Task directions:
Please return each of the entries below exactly as they appear.

Excerpted records Block Start

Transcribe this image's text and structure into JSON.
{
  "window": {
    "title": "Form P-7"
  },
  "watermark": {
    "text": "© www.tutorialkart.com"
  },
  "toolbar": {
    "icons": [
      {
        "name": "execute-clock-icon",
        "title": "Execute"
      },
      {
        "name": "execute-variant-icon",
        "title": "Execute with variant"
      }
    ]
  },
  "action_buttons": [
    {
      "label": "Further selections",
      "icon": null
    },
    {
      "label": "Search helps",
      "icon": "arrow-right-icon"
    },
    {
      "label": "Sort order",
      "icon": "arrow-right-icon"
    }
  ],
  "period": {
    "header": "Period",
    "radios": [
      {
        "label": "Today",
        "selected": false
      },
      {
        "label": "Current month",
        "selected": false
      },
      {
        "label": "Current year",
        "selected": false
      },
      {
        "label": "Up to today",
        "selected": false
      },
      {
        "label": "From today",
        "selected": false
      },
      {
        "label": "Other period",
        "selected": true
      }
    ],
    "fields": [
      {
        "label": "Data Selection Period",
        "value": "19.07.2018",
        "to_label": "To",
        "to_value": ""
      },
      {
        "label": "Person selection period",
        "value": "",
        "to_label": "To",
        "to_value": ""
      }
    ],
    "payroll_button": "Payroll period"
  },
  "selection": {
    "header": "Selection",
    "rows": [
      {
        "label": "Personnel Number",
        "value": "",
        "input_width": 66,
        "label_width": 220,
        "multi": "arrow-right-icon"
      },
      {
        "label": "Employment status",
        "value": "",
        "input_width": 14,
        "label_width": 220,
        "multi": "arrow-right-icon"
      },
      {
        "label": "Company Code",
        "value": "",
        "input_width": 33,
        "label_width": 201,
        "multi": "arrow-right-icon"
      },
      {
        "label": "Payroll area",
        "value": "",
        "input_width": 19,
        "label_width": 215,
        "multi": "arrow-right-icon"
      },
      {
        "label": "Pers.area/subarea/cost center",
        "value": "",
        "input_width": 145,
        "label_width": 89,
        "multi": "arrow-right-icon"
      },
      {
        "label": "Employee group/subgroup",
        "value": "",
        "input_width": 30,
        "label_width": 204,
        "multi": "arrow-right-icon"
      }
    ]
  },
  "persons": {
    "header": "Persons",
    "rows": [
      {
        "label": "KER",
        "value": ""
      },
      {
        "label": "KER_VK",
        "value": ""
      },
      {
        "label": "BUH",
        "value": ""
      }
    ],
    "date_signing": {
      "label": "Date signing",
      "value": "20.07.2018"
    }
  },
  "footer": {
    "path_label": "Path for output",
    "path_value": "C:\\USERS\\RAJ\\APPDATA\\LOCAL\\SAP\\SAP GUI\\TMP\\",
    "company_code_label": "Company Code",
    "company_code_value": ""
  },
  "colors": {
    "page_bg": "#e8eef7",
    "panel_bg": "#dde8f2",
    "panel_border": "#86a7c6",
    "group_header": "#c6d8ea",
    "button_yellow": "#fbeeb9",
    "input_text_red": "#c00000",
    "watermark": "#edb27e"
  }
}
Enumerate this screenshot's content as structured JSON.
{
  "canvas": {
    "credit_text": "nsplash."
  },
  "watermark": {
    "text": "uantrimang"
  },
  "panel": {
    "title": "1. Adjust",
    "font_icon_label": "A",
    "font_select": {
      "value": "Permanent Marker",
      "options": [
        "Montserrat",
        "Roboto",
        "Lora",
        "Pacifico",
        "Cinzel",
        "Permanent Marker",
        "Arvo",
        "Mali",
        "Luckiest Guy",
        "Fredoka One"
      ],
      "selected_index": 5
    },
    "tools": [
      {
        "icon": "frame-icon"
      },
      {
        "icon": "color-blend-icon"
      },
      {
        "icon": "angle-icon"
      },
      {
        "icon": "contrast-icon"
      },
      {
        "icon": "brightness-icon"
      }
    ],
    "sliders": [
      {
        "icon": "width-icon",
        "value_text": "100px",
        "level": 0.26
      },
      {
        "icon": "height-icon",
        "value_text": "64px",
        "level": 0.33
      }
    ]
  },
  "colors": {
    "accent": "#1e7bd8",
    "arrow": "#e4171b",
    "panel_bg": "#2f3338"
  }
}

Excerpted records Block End

Exercise answer:
Transcribe this image's text and structure into JSON.
{
  "window": {
    "title": "Form P-7"
  },
  "watermark": {
    "text": "© www.tutorialkart.com"
  },
  "toolbar": {
    "icons": [
      {
        "name": "execute-clock-icon",
        "title": "Execute"
      },
      {
        "name": "execute-variant-icon",
        "title": "Execute with variant"
      }
    ]
  },
  "action_buttons": [
    {
      "label": "Further selections",
      "icon": null
    },
    {
      "label": "Search helps",
      "icon": "arrow-right-icon"
    },
    {
      "label": "Sort order",
      "icon": "arrow-right-icon"
    }
  ],
  "period": {
    "header": "Period",
    "radios": [
      {
        "label": "Today",
        "selected": false
      },
      {
        "label": "Current month",
        "selected": false
      },
      {
        "label": "Current year",
        "selected": false
      },
      {
        "label": "Up to today",
        "selected": false
      },
      {
        "label": "From today",
        "selected": false
      },
      {
        "label": "Other period",
        "selected": true
      }
    ],
    "fields": [
      {
        "label": "Data Selection Period",
        "value": "19.07.2018",
        "to_label": "To",
        "to_value": ""
      },
      {
        "label": "Person selection period",
        "value": "",
        "to_label": "To",
        "to_value": ""
      }
    ],
    "payroll_button": "Payroll period"
  },
  "selection": {
    "header": "Selection",
    "rows": [
      {
        "label": "Personnel Number",
        "value": "",
        "input_width": 66,
        "label_width": 220,
        "multi": "arrow-right-icon"
      },
      {
        "label": "Employment status",
        "value": "",
        "input_width": 14,
        "label_width": 220,
        "multi": "arrow-right-icon"
      },
      {
        "label": "Company Code",
        "value": "",
        "input_width": 33,
        "label_width": 201,
        "multi": "arrow-right-icon"
      },
      {
        "label": "Payroll area",
        "value": "",
        "input_width": 19,
        "label_width": 215,
        "multi": "arrow-right-icon"
      },
      {
        "label": "Pers.area/subarea/cost center",
        "value": "",
        "input_width": 145,
        "label_width": 89,
        "multi": "arrow-right-icon"
      },
      {
        "label": "Employee group/subgroup",
        "value": "",
        "input_width": 30,
        "label_width": 204,
        "multi": "arrow-right-icon"
      }
    ]
  },
  "persons": {
    "header": "Persons",
    "rows": [
      {
        "label": "KER",
        "value": ""
      },
      {
        "label": "KER_VK",
        "value": ""
      },
      {
        "label": "BUH",
        "value": ""
      }
    ],
    "date_signing": {
      "label": "Date signing",
      "value": "20.07.2018"
    }
  },
  "footer": {
    "path_label": "Path for output",
    "path_value": "C:\\USERS\\RAJ\\APPDATA\\LOCAL\\SAP\\SAP GUI\\TMP\\",
    "company_code_label": "Company Code",
    "company_code_value": ""
  },
  "colors": {
    "page_bg": "#e8eef7",
    "panel_bg": "#dde8f2",
    "panel_border": "#86a7c6",
    "group_header": "#c6d8ea",
    "button_yellow": "#fbeeb9",
    "input_text_red": "#c00000",
    "watermark": "#edb27e"
  }
}
Enumerate this screenshot's content as structured JSON.
{
  "canvas": {
    "credit_text": "nsplash."
  },
  "watermark": {
    "text": "uantrimang"
  },
  "panel": {
    "title": "1. Adjust",
    "font_icon_label": "A",
    "font_select": {
      "value": "Permanent Marker",
      "options": [
        "Montserrat",
        "Roboto",
        "Lora",
        "Pacifico",
        "Cinzel",
        "Permanent Marker",
        "Arvo",
        "Mali",
        "Luckiest Guy",
        "Fredoka One"
      ],
      "selected_index": 5
    },
    "tools": [
      {
        "icon": "frame-icon"
      },
      {
        "icon": "color-blend-icon"
      },
      {
        "icon": "angle-icon"
      },
      {
        "icon": "contrast-icon"
      },
      {
        "icon": "brightness-icon"
      }
    ],
    "sliders": [
      {
        "icon": "width-icon",
        "value_text": "100px",
        "level": 0.26
      },
      {
        "icon": "height-icon",
        "value_text": "64px",
        "level": 0.33
      }
    ]
  },
  "colors": {
    "accent": "#1e7bd8",
    "arrow": "#e4171b",
    "panel_bg": "#2f3338"
  }
}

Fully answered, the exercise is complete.